__Prompt__:
Search the records below for "Total"; copy each line that has it.

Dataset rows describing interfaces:
★ ★ ★ ★ ★ ★ ★
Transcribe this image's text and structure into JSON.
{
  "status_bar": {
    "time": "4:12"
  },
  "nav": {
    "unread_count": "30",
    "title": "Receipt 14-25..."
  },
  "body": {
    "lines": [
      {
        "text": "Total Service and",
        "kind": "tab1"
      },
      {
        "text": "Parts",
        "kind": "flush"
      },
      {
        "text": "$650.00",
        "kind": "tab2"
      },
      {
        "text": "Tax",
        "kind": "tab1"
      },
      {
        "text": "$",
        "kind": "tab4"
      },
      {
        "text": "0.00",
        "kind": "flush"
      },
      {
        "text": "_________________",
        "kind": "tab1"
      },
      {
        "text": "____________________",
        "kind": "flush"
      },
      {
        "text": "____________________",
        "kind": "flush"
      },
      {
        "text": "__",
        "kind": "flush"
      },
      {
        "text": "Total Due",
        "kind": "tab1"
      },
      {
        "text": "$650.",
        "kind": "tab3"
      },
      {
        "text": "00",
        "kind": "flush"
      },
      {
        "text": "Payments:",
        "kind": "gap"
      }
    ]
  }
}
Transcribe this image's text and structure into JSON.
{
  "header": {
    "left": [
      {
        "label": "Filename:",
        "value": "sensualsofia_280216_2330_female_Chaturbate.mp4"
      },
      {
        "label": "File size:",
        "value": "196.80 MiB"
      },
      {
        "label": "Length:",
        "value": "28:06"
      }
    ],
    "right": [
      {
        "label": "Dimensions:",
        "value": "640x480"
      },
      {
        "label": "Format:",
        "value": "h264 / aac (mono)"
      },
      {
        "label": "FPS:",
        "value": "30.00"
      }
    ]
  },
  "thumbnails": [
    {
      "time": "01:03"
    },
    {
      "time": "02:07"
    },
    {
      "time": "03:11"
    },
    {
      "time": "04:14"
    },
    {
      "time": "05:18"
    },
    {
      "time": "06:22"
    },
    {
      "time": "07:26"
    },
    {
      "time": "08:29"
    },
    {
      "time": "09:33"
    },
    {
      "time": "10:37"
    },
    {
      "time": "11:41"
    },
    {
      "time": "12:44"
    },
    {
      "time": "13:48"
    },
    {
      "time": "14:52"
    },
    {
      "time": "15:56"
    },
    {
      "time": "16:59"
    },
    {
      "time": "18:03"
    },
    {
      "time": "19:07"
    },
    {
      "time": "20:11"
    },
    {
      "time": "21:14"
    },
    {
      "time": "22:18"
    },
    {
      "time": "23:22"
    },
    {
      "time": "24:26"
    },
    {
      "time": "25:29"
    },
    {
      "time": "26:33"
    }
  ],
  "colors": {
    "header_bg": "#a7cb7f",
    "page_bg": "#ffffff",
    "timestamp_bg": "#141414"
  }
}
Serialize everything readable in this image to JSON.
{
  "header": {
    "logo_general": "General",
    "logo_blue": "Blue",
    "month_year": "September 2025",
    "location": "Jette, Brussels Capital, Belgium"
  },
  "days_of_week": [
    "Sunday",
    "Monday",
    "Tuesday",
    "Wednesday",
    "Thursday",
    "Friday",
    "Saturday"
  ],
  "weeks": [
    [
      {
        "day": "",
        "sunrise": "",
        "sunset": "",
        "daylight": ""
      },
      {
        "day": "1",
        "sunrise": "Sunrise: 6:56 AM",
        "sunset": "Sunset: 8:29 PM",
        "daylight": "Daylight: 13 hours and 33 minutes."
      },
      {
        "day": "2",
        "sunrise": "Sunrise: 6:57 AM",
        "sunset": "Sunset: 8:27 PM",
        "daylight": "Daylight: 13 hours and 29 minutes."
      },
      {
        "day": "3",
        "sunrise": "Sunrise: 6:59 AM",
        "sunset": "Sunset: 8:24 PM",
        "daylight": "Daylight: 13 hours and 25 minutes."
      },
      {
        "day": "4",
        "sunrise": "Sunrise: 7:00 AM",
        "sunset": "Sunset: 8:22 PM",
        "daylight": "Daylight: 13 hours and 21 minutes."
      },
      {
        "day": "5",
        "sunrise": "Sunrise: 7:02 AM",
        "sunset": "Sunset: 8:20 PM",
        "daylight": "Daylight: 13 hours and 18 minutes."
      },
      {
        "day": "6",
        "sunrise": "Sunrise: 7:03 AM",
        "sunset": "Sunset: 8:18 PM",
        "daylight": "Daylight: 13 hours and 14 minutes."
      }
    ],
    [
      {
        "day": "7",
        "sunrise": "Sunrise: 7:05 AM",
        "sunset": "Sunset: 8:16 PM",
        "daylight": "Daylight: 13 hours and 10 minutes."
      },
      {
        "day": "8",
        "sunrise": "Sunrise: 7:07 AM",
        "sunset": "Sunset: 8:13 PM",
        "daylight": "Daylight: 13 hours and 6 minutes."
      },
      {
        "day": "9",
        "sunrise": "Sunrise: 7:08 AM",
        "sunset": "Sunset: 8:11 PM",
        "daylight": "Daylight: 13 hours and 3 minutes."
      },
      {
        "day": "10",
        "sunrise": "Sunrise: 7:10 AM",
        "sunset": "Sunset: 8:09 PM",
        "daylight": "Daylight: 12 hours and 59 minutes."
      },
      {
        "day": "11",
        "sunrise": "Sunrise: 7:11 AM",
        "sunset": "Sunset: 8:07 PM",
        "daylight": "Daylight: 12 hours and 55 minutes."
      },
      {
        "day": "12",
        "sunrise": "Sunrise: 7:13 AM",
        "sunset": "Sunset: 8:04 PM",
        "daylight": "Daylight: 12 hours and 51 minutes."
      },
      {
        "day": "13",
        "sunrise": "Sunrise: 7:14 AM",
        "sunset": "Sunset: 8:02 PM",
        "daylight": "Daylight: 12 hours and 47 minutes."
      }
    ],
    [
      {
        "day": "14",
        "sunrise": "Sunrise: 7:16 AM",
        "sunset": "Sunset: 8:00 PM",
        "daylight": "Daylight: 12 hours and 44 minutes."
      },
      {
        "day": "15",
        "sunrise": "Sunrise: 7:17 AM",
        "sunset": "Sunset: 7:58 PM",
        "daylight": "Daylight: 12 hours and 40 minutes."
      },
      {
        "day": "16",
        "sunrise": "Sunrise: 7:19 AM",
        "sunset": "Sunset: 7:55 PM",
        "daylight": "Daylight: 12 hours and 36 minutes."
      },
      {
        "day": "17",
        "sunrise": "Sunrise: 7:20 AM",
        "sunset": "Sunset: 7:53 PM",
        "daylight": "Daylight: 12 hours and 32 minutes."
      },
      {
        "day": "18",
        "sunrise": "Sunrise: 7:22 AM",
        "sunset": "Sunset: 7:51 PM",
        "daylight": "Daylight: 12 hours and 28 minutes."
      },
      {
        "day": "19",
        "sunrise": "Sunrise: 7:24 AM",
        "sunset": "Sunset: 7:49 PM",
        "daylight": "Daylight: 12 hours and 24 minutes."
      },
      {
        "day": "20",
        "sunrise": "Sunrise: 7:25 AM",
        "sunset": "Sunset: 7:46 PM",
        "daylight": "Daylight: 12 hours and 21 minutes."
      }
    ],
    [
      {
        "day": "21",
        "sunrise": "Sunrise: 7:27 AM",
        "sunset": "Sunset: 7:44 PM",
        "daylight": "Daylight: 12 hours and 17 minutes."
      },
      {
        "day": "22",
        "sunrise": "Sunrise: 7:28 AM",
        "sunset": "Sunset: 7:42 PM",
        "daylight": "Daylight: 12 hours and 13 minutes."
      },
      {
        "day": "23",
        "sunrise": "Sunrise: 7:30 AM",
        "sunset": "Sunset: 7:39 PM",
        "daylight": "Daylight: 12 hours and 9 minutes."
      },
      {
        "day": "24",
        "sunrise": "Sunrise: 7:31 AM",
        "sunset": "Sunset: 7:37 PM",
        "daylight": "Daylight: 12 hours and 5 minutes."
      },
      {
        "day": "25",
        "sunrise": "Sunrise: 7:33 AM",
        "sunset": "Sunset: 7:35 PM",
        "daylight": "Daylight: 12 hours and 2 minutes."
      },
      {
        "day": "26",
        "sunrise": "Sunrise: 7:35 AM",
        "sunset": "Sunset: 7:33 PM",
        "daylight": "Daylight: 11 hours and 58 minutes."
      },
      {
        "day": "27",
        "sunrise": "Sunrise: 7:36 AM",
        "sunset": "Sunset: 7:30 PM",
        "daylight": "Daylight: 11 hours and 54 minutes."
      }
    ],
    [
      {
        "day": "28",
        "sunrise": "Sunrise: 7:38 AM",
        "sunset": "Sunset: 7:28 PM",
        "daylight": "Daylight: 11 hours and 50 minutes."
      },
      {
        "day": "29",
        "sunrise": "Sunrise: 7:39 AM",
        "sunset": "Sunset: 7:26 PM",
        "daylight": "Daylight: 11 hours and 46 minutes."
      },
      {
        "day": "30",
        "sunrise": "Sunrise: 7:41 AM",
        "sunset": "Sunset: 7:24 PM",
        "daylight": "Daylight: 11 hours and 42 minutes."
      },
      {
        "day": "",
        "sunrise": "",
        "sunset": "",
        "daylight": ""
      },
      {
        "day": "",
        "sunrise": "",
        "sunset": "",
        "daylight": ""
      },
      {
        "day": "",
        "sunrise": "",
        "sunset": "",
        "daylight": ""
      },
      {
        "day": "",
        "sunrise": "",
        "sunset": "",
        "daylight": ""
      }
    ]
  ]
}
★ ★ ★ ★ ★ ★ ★
__Task answer__:
        "text": "Total Service and",
        "text": "Total Due",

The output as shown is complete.